Daily Reflection May 18th, 2020

Daily Reflection May 18th, 2020

MAY 18 Holy Martyr Theodotus of Ancyra and his companions


To conceal your virtues and mortifications was the custom of ascetics, both female and male, not only in the earliest times of Christianity but throughout all ages to the present time. Eudocia, wife of the glorious Prince Dimitri of Don, the liberator of Russia from the Tartars, was left a comparatively young widow in the year 1389 A.D. Imbued with devoutness, this princess built many churches, distributed alms and secretly weakened her body by fasting and long vigils. She wore an iron chain around her body. Meanwhile, she always appeared happy before the public, clothed in opulence and adorned with pearls. The public said many things about her and they began to spread rumors about her immoral life. Her sons heard about this and, insulted and embittered openly informed their mother what was being rumored about her. The mother opened her luxurious robe and the children, with great horror, viewed her body which was completely withered, dried up and drawn in by the iron chains(St. Nikolai Velimirovich, Prologue from Ochrid)

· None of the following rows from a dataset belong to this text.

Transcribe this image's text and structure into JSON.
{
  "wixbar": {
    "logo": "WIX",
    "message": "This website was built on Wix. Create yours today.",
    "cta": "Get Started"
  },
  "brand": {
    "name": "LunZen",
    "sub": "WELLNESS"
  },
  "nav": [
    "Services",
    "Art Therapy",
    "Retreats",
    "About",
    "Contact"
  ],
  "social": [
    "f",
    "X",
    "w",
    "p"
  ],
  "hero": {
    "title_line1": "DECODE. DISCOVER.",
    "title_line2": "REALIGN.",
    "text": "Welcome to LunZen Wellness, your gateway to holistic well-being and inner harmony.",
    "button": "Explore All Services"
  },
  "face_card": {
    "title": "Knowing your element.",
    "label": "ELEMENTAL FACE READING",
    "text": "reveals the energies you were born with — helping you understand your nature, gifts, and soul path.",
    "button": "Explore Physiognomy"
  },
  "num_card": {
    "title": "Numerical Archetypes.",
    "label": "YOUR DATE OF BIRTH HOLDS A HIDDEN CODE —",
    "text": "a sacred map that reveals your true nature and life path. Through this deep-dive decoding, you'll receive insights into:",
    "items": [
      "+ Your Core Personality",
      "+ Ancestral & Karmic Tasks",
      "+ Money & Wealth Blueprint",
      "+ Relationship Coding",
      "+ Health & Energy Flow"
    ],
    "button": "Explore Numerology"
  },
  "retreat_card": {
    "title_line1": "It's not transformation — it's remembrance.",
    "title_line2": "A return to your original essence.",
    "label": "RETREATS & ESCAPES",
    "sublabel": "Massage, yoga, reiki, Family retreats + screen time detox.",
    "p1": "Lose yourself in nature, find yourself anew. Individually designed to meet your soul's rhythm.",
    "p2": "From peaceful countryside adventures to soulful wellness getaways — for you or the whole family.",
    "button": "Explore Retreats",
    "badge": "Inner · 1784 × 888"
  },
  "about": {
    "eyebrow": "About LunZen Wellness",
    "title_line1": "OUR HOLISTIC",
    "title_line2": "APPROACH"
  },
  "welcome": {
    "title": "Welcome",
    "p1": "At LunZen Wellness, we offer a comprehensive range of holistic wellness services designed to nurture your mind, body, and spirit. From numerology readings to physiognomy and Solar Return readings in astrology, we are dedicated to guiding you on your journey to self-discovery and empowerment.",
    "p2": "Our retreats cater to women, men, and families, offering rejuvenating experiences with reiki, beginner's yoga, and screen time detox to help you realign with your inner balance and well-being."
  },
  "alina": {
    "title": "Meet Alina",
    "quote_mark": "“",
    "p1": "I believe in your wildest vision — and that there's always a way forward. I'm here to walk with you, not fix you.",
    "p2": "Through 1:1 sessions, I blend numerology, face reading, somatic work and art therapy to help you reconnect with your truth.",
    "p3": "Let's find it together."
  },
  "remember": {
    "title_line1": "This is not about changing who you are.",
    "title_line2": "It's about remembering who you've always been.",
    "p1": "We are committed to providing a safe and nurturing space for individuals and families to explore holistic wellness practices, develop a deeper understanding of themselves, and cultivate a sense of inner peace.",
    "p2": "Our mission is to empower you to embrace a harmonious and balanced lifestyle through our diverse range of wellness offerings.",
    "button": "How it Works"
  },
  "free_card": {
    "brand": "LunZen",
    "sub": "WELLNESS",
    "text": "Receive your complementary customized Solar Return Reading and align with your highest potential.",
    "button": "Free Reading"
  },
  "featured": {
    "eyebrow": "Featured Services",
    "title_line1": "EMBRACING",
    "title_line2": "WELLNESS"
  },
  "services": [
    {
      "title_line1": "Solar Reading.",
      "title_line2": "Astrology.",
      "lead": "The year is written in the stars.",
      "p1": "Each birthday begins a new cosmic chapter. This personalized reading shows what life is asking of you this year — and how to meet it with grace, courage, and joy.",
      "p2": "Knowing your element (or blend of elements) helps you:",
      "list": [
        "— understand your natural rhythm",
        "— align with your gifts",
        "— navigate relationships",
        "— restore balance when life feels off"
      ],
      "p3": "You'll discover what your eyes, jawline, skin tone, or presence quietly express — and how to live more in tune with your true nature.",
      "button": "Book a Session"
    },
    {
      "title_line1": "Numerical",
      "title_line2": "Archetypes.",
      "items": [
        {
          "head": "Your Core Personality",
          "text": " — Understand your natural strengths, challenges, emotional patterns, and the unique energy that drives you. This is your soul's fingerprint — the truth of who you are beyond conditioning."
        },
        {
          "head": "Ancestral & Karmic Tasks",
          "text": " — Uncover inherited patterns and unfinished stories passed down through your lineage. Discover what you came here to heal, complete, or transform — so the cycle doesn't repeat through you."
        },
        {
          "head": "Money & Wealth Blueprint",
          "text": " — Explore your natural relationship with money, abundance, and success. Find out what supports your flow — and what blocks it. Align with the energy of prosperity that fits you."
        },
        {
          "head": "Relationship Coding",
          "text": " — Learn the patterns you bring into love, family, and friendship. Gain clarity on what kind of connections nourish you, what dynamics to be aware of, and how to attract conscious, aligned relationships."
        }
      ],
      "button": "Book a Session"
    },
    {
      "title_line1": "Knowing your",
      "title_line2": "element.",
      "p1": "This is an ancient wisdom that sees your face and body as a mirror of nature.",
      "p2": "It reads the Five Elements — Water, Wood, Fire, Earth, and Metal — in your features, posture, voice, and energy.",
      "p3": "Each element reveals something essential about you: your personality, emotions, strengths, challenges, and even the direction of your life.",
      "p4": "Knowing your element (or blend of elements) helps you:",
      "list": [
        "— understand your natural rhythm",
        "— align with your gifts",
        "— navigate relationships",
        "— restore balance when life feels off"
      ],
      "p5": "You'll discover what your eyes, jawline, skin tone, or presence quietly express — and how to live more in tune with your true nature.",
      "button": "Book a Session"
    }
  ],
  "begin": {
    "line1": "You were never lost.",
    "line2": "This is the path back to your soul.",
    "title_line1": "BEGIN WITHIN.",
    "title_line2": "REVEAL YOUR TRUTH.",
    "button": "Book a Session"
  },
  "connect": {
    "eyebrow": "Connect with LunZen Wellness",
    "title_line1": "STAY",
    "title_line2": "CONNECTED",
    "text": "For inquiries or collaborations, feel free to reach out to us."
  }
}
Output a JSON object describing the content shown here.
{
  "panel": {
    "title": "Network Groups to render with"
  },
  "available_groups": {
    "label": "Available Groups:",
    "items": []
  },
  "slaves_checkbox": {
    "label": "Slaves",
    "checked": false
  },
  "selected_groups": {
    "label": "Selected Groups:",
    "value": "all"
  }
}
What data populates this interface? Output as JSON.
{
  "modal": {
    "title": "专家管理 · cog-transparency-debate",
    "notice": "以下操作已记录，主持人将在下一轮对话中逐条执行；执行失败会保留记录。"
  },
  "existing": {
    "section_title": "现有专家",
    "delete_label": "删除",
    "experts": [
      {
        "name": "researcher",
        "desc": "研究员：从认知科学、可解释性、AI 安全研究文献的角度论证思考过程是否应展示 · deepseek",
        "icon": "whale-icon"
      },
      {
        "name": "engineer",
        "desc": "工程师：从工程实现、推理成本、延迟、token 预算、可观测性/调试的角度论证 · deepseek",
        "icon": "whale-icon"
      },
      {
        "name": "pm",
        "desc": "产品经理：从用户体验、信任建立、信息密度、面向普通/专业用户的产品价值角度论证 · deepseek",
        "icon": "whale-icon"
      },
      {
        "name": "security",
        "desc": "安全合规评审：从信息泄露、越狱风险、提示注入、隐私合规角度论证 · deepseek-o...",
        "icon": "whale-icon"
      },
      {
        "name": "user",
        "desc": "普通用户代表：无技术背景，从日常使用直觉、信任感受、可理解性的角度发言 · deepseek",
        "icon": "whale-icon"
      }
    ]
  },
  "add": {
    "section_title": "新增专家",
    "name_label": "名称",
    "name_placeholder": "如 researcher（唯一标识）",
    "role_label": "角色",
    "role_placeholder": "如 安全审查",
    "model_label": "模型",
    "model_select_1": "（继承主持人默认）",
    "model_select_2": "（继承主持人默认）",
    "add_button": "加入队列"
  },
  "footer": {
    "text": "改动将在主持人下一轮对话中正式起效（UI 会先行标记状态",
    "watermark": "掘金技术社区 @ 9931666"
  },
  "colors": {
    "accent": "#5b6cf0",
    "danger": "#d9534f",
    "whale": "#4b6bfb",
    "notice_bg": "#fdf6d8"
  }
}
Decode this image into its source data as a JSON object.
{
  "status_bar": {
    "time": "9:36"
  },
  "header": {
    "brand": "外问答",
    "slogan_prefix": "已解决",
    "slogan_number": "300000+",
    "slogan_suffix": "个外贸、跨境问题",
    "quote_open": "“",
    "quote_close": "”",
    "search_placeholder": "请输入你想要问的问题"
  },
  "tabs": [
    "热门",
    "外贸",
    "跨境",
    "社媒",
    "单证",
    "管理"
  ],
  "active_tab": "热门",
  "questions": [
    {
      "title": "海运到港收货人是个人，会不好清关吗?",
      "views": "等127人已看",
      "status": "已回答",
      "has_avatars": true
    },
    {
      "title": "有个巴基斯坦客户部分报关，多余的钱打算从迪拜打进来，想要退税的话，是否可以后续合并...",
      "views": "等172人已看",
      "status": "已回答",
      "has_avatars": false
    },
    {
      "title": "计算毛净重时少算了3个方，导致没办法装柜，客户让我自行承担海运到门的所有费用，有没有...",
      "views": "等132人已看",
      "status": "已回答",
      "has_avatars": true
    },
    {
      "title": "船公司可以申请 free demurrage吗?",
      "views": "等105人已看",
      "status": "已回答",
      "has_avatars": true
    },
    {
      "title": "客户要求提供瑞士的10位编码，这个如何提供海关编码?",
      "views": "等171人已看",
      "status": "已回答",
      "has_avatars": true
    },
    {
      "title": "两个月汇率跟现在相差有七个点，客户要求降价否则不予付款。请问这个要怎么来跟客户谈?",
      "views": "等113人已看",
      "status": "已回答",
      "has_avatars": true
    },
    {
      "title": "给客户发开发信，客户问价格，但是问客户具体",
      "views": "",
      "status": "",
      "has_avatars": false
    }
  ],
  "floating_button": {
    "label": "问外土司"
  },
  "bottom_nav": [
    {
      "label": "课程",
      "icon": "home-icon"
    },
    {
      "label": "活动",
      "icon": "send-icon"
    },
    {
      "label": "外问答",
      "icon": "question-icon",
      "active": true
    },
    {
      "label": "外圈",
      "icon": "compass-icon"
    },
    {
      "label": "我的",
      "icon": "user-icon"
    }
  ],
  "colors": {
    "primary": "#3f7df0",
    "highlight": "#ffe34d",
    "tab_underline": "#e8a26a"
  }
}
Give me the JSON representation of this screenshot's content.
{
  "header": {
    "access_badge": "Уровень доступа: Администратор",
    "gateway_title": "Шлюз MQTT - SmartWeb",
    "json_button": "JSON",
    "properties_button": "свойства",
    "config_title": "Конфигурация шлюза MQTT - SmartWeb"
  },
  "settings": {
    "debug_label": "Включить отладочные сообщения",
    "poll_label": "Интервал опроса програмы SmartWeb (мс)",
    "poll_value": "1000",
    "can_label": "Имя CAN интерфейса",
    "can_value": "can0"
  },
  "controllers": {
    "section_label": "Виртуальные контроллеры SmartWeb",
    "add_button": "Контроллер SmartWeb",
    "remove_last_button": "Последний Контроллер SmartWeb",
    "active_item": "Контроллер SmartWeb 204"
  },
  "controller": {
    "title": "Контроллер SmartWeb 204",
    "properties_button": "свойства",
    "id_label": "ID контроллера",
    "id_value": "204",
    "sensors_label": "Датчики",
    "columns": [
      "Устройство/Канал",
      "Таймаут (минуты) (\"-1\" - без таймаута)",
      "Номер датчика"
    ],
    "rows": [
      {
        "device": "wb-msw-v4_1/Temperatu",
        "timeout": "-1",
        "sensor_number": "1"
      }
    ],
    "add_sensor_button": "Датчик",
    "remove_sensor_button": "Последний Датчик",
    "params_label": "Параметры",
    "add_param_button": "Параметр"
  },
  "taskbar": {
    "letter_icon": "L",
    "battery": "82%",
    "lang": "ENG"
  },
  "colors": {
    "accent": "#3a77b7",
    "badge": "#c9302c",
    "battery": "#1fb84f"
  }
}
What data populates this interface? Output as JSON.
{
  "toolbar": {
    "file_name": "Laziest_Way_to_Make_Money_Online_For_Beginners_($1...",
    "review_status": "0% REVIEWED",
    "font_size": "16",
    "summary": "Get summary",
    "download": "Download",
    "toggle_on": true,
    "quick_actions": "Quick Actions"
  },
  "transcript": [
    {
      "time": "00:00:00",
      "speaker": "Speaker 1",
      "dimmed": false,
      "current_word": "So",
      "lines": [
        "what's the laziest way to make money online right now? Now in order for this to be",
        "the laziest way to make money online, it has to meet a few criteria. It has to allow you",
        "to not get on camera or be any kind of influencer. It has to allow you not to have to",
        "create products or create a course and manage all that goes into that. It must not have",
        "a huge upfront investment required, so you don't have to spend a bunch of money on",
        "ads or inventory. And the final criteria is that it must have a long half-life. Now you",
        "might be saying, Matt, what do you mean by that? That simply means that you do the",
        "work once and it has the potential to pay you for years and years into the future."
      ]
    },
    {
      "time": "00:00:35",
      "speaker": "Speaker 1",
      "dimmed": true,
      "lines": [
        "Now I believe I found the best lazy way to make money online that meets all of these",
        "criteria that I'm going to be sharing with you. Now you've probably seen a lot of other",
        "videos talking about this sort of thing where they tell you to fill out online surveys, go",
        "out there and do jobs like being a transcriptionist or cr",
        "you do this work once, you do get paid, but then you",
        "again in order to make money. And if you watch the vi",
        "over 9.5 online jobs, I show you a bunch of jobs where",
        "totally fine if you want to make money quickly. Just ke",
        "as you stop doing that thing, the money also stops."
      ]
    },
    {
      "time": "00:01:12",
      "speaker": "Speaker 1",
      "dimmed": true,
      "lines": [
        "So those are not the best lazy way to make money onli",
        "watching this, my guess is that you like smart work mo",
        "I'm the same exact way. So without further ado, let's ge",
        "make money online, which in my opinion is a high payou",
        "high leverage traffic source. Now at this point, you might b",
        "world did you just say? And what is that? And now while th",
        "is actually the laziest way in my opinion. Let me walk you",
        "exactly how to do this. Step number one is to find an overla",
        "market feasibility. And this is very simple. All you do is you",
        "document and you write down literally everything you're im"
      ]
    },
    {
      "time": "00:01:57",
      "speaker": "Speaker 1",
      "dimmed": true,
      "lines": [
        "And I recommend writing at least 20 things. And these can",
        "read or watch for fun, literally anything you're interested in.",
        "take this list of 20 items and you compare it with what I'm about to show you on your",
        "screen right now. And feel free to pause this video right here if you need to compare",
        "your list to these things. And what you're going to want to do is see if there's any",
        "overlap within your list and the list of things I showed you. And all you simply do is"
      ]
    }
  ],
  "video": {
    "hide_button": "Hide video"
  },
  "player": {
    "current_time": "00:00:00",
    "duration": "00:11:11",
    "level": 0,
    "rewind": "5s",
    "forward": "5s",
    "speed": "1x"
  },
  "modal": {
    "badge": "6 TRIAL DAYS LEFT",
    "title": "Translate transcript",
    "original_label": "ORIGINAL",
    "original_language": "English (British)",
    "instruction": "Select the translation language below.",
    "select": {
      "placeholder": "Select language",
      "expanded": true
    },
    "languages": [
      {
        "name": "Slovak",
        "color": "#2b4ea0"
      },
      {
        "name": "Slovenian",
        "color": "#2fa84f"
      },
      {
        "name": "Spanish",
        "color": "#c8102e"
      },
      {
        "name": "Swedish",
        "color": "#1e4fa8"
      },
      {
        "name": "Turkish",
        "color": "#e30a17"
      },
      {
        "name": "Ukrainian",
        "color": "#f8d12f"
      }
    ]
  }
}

Fr John’s Reflection

Do not say, “I fell away because of the Lord.” For He will not do what He hates. Do not say, “It was He who led me astray,” for He has no need of a sinful man. The Lord hates all abominations, and they are not loved by those who fear Him. He Himself created man in the beginning and left him in the counsel of his will. If you will, you will keep the commandments and faithfully do His good pleasure. He has set before you fire and water; if you will, stretch out your hand. Life and death are before mankind, and whichever he chooses, it will be given to him. For great is the wisdom of the Lord; He is mighty in power and sees all things. His eyes are upon those who fear Him, and He Himself knows every deed of man. He has commanded no one to be ungodly, and has given no one license to sin. (Wisdom of Sirach 15:11-20)

Our passage today from the Wisdom of Sirach brings before us the whole conundrum of “free will.” One of the essential differences between created beasts and human beings (among others) is the fact that human beings have the ability to choose the way they live their lives. Certainly, only some things are in our control, but the basic commandment from God is to seek and do His will. However, we are free to accept or reject Him. We do not live by instinct alone (like animals), but have consciences, intelligence, speech, and understanding. The author begins by chastising one of the great sins of humans: blaming God for our condition. We cannot blame God for our sin, and He does not lead anyone astray. Every choice is ours to make. The “abominations” of which ben Sirach speaks are all manner of sin and evil behavior. He makes it clear that not only does God not cause the abomination, but He hates it. Those abominations are not loved by those who fear Him. That means repentance. God created each and every one of us with the ability to love Him or hate Him; to accept Him or reject Him. As I love to quote C.S. Lewis, “God is a gentleman. He does not enter where he is not invited.”

The Scripture is clear: God has set before each of us a choice: fire and water. Death and life. Hell and Baptism. If we will, we need but stretch out our hands and make the right choice. Whichever we truly choose will be truly given to us. “He has commanded no one to be ungodly, and has given no one license to sin.” And He sees it all. But we must remember two things: first, even the right choice will still require repentance, because “no one lives and does not sin.” Second, true love for God is impossible if we did not have the capacity to reject Him. If we did not have free will, we would be automatons, incapable not only of choice, but of love. We make that choice with every decision of our lives. But God leads and inspires, He does not control and require. May we make good choices! Christ is Risen!